I will not be explaining factory pattern becouse is out of scope.

Dependency Injection
Ok, I will show you a magic…Rather than writing those huge line of code for factory…lets go the DI way (Dependency injection).
Dependency Injection is moving from procedural approach to more object oriented style of applications development. The dependecny (data service) is injected into the calling function.

Defining common Interface
We  need a common interface to do that so we can change ahead to use SQL or Oracle Database.
So let the class references the interface and we should be able to inject the concrete type into the controller and then into view.

namespace MvcUnity.Models
{
interface iDatabase
{
   Person GetPerson();
}
}
Now we move the actual data access out of the Controller into a separate class that implement the iDatabase into particular type. For example  SQL Server.

namespace MvcUnity.Models
{
public class clsSqlServer : iDatabase
{
   public Person GetPerson()
   {
       var p = new Person
           {
               FirstName = “SQL”,
               LastName = “SERVER”
           };
       return p;
   }
}
}

the version of Oracle type is vey similar:

namespace MvcUnity.Models
{
public class clsOracleServer : iDatabase
{
   public Person GetPerson()
   {
       var p = new Person
           {
               FirstName = “ORACLE”,
               LastName = “SERVER”
           };
       return p;
   }
}
}

Providing the injection gateway

In the Database class we will reference the interface and expose the public property using [Dependency] attribute. This exposure is essential for the unity container.

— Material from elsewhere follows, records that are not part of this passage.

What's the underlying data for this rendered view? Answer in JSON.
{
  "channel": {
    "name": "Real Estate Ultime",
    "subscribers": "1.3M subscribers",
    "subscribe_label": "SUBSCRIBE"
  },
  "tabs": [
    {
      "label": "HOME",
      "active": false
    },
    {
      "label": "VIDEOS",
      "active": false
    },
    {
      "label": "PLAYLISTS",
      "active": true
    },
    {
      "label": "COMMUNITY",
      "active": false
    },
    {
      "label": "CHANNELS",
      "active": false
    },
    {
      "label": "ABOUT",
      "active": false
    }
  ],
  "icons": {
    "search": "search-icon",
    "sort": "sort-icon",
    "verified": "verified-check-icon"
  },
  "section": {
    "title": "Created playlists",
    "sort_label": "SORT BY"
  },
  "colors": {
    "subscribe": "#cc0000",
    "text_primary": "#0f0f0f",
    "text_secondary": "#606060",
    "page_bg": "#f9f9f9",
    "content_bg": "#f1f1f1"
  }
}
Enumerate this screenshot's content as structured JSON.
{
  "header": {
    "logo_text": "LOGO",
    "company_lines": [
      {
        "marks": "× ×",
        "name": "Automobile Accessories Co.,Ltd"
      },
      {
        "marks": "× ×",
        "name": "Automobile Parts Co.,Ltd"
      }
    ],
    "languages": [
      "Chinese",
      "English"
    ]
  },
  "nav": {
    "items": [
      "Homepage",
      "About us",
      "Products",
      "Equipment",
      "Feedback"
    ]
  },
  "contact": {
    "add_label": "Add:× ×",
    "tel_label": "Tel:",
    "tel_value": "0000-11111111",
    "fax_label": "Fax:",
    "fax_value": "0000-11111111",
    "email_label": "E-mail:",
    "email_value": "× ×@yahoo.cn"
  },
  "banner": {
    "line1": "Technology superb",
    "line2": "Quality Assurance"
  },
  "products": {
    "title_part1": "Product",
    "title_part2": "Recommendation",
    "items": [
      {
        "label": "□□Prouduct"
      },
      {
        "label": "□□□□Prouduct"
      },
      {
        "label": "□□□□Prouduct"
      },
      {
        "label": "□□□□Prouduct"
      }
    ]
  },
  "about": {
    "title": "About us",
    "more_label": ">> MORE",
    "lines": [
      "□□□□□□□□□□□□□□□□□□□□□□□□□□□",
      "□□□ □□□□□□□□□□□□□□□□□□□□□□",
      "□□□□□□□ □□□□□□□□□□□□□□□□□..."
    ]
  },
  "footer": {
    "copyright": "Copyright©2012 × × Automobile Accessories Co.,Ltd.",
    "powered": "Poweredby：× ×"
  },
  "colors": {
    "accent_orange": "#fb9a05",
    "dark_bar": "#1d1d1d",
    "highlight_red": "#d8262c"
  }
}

Unity container needs some kind of gateway by which it can inject the object. So what we have done is we have exposed the interface ‘iDatabase’ publicly.

namespace MvcUnity.Models
{
class clsDataBase
{
   [Dependency]
   public iDatabase Database { get; set; }
   public Person GetPerson()
   {
       return Database.GetPerson();
   }
}
}

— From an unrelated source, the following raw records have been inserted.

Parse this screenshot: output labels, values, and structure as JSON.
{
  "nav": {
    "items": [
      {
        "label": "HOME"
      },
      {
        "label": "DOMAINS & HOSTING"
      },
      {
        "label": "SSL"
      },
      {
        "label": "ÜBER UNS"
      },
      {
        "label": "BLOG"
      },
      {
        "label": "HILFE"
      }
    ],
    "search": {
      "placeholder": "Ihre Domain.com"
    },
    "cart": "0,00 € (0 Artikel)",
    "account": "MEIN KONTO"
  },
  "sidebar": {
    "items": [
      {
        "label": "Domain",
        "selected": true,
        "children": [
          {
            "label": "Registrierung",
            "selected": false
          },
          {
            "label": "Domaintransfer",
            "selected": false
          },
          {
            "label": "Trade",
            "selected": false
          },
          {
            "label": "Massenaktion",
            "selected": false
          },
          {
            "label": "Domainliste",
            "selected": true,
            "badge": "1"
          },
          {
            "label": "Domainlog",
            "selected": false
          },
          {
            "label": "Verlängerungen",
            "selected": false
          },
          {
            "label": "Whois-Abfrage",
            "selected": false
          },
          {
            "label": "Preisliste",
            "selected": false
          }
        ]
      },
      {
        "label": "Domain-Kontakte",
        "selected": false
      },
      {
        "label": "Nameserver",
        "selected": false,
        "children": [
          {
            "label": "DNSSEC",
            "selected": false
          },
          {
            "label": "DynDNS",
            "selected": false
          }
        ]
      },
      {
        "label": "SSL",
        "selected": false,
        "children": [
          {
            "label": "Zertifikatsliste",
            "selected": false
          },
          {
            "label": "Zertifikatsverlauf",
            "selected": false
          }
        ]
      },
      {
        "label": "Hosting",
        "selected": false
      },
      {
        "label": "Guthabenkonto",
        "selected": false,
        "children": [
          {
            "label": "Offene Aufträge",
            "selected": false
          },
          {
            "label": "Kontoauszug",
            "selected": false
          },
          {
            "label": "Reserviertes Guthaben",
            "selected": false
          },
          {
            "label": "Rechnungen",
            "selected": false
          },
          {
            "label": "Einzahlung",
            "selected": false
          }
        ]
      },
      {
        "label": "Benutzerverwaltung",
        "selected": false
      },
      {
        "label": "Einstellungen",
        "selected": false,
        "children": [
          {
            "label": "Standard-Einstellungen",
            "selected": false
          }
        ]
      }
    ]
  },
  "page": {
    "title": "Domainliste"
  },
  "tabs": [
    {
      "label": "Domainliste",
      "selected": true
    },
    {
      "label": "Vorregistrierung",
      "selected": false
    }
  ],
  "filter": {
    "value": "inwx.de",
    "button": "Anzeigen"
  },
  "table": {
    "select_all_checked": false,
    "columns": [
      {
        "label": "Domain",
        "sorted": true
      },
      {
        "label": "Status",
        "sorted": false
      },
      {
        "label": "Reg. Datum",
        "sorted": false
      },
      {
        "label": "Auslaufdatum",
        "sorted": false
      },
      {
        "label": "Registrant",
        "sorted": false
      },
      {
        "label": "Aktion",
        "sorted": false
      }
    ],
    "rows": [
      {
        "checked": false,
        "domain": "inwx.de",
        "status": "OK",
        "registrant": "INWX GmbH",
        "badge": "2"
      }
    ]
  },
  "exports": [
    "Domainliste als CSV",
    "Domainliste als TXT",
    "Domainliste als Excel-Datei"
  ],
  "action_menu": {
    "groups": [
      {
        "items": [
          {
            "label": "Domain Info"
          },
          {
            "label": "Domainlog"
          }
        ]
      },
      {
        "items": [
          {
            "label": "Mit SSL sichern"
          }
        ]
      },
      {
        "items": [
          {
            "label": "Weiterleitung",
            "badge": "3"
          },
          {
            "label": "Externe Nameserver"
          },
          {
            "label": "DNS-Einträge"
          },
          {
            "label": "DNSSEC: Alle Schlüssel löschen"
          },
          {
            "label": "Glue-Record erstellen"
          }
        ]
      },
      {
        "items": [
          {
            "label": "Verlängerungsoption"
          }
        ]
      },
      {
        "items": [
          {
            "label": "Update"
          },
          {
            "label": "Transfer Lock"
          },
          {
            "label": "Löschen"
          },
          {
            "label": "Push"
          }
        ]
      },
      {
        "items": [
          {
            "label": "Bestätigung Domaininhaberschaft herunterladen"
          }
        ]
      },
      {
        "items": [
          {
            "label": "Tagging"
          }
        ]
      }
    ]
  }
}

Defining the config file

To achieve high customization unity application allows us to specify how the injection will work in the config files ( web.config and app.config ). As this example is a web application we will be defining an web.config file.

You can see below a simple template of Web.config file from unity perspective. The Configsection is compulsory and keep it as it is. The important section to be noted is the types section which comes under container section. In this we specify which interfaces map to which concrete class. The unity container creates object from this section and inserts in to the customer object through the dependency attribute.

<unity>
<containers>
 <container>
   <types>
     <!–<type type=”UnityBlock.iDatabase,UnityBlock” mapTo=”UnityBlock.clsSqlServer,UnityBlock” /> –>
     <type type=”MvcUnity.Models.iDatabase, MvcUnity”
           mapTo=”MvcUnity.Models.clsOracleServer, MvcUnity” />
   </types>
 </container>
</containers>
</unity>

Controller or Cliente Code
Injection can be done using containers. So basically you need to put both the classes in to the container and the container will create object and inject the same in to the other class

With this your controller class does not need to worry about creating objects and knowing the concrete objects.

Now that we know the benefit of containers we will explore unity application block which helps us to achieve dependency injection inside of the controller.

public ActionResult Details(int id)
   {
       IUnityContainer container = new UnityContainer();
       UnityConfigurationSection section = (UnityConfigurationSection)ConfigurationManager.GetSection(“unity”);
       section.Configure(container);
       clsDataBase objcutomer = container.Resolve<clsDataBase>();
       var p = objcutomer.GetPerson();
       return View(p);
   }

The client code is pretty simple. The first step us we create the unity container object. In the second step we read the unity section. In step 3 we configure the container using the unity section data.